From a team perspective, Bonk caps a girls coaching span from 1983-2022 with five True Team state championships (1991, 1998, 1999, 2000 and 2001) and 18 True Team sectional crowns — including a consecutive run from 1987-2003.
The Cardinals also qualified in 2018, but ironically earned a spot in this spring’s state meet via a wildcard spot.
The Fairmont girls program captured 27 Sentinel Relays crowns and 26 conference titles, including championship trophies in both events this spring.
Bonk’s Cardinals, who generated 1,510 wins overall, produced third-place showings at both the 2004 and 1988 MSHSL state meets.
Lisa (Ristau) Eckroth, who’s currently a corporate account director for the Grifols bio-tech pharmaceutical company in the Twin Cities, swept both hurdles championships during her senior track season to help engineer the Cardinals’ bronze-medal team performance at the MSHSL-sponsored state competition in 1988.
“I cannot truly measure the positive impact that Mr. Bonk had on my life as a counselor and a coach,” said (Ristau) Eckroth, who also produced two more of the Cardinals’ seven overall state track & field champions by striking gold in the 300 hurdles in both 1985 and 1986. “First, he’s a fantastic person at heart, and second, he’s fiercely competitive with an incredible attention to detail.
“I’ll be honest — I struggled with having confidence in myself and I had a fear of failure when I was in high school. The counselor side of him helped me overcome that.”
Not only did (Ristau) Eckroth etch her name into the Fairmont High School track & field program’s record book, she went on to become an 11-time All-American at North Dakota State University, including a second-place finish in the heptathlon at the collegiate national meet.
“He just knows how to bring out the best in everyone who crosses his path,” said (Ristau) Eckroth. “He will be sorely missed.”
“It’ll be quite a task trying to fill his shoes, but hopefully we can find someone who shares Bob’s passion for coaching the sport,” said Mat Mahoney, who also competed under Bonk’s guidance during his high school athletic days before joining the Cardinal legend’s track & field coaching staff shortly after becoming Fairmont’s activities administrator in 2012. “When people come back to town during the summer, the holidays or special events, he’s the guy they seek out and want to see.

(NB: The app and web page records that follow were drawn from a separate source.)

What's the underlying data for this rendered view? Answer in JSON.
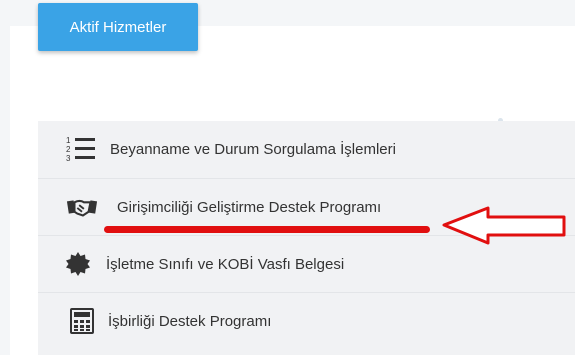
{
  "tabs": {
    "active_services_label": "Aktif Hizmetler"
  },
  "menu": {
    "items": [
      {
        "label": "Beyanname ve Durum Sorgulama İşlemleri",
        "icon": "numbered-list-icon"
      },
      {
        "label": "Girişimciliği Geliştirme Destek Programı",
        "icon": "handshake-icon"
      },
      {
        "label": "İşletme Sınıfı ve KOBİ Vasfı Belgesi",
        "icon": "badge-seal-icon"
      },
      {
        "label": "İşbirliği Destek Programı",
        "icon": "calculator-icon"
      }
    ]
  },
  "annotation": {
    "highlight_color": "#e10f0f",
    "arrow_icon": "left-arrow-annotation"
  },
  "colors": {
    "accent": "#3aa3e6",
    "text": "#333333",
    "list_bg": "#f1f2f4"
  }
}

“That’s how much he means to them, and that’s how much he has meant to our school district and the entire community.”